This is an extract of our Sale Of Land document, which we sell as part of our Property Law Notes collection written by the top tier of University Of Otago students.
The following is a more accessble plain text extract of the PDF sample above, taken from our Property Law Notes. Due to the challenges of extracting text from PDFs, it will have odd formatting:
Sale of Land
Stage 1 - Contract (exchange of promises)
o Must be in writing and signed
Usually purchaser pays a deposit once signed
Part Performance - an oral contract which is not enforceable, but equity might enforce it if 'partly performed' by one of the parties
In NZ - most contracts use the 'Standard Form Contact' (Auckland District Law
o Strict rules to ensure certainty and to encourage evidence in court cases
Stage 2a - Settlement (enabling registration)
o P pays V in full
Stage 2b - Registration
P gets the actual property title
Issue (in-between stage)
o Assuming there is an unconditional contract, what happens if problematic events occur between the contract and settlement/registration? E.g. damage,
death of party
Re Richards (party dies)
- Richards left Opie Street to Ms McTague in his will
- Richards and Eade enter into an unconditional agreement to sell Opie
- Richards agrees to buy a house in Meyer Street
- Richards dies
Issue 1 - Did Ms McTague have an interest in Opie Street?
o Issue 2 - Does Ms McTague have an interest in Meyer Street?
o Judgment on Issue 1
- When contract is signed, purchaser (Eade) becomes owner in equity
- Vender (Richard) holds land in a similar way to a trustee
- This means vendor no longer has an interest in the land but in a personal estate i.e. the sum of money being the unpaid purchase price
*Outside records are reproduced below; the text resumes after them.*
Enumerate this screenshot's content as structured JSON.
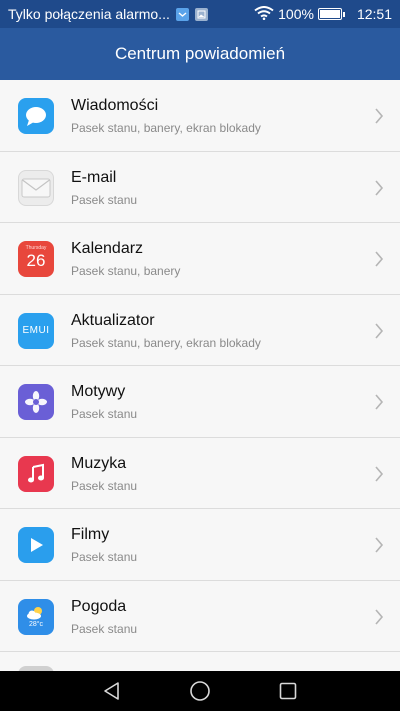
{
  "status_bar": {
    "carrier_text": "Tylko połączenia alarmo...",
    "battery": "100%",
    "time": "12:51"
  },
  "header": {
    "title": "Centrum powiadomień"
  },
  "apps": [
    {
      "name": "Wiadomości",
      "subtitle": "Pasek stanu, banery, ekran blokady",
      "icon": "messages-icon",
      "color": "#2aa0ee"
    },
    {
      "name": "E-mail",
      "subtitle": "Pasek stanu",
      "icon": "email-icon",
      "color": "#ececec"
    },
    {
      "name": "Kalendarz",
      "subtitle": "Pasek stanu, banery",
      "icon": "calendar-icon",
      "color": "#e8473c",
      "icon_label_top": "Thursday",
      "icon_label_day": "26"
    },
    {
      "name": "Aktualizator",
      "subtitle": "Pasek stanu, banery, ekran blokady",
      "icon": "updater-icon",
      "color": "#2aa0ee",
      "icon_label": "EMUI"
    },
    {
      "name": "Motywy",
      "subtitle": "Pasek stanu",
      "icon": "themes-icon",
      "color": "#6a5fd6"
    },
    {
      "name": "Muzyka",
      "subtitle": "Pasek stanu",
      "icon": "music-icon",
      "color": "#e8384f"
    },
    {
      "name": "Filmy",
      "subtitle": "Pasek stanu",
      "icon": "video-icon",
      "color": "#2a9eed"
    },
    {
      "name": "Pogoda",
      "subtitle": "Pasek stanu",
      "icon": "weather-icon",
      "color": "#2f8ee8",
      "icon_label": "28°c"
    }
  ]
}
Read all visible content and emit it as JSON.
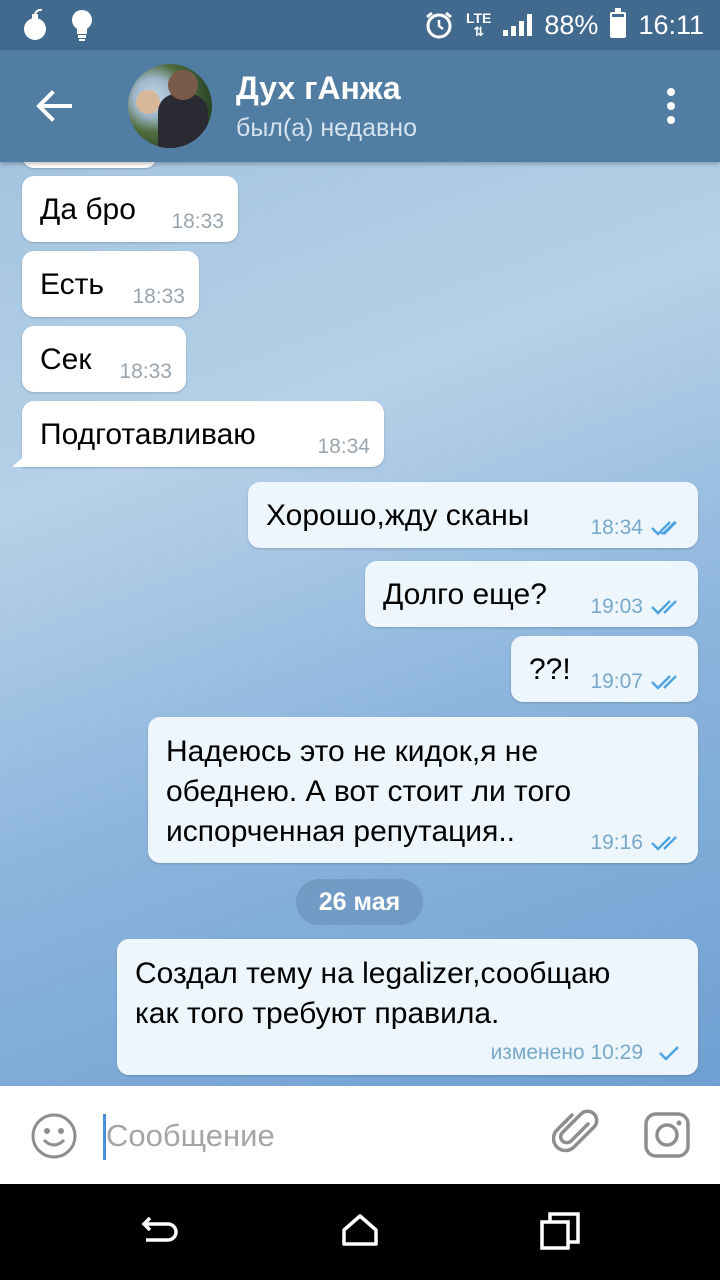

- Therefore, Opie Street no longer in will (adeemed)
o Judgment on Issue 2 - as Opie Street not in will, can't trace title to Meyer
Clark v Ramuz (when land is damaged)
- R enters into contract to sell land to C
- In between, trespasser entered property and took a piece of land
Issue - does the vendor (R) or the purchaser (C) have to pay for the land?
o Default Rules
- Equitable title passes on the contract. This means that risk lies with the purchaser.
- But the vendor becomes a 'sort-of' trustee.
Buy the full version of these notes or essay plans and more in our Property Law Notes.